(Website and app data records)
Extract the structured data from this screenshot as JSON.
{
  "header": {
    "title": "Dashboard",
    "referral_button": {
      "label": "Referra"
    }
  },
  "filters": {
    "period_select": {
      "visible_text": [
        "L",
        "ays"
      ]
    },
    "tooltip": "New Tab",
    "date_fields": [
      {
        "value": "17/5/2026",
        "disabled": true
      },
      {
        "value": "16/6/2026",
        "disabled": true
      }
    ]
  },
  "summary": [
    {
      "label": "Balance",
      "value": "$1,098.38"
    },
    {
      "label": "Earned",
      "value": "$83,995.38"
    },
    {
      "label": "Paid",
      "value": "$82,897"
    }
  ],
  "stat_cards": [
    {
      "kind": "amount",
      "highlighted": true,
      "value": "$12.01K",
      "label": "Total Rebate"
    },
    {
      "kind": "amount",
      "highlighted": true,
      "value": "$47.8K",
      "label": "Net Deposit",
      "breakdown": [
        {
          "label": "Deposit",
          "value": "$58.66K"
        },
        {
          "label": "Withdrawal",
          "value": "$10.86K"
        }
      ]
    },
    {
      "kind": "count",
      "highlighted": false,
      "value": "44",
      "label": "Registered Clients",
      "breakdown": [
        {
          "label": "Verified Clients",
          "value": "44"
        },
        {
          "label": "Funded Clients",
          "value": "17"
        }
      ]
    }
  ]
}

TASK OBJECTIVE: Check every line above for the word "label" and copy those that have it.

TASK ANSWER:
      "label": "Referra"
      "label": "Balance",
      "label": "Earned",
      "label": "Paid",
      "label": "Total Rebate"
      "label": "Net Deposit",
          "label": "Deposit",
          "label": "Withdrawal",
      "label": "Registered Clients",
          "label": "Verified Clients",
          "label": "Funded Clients",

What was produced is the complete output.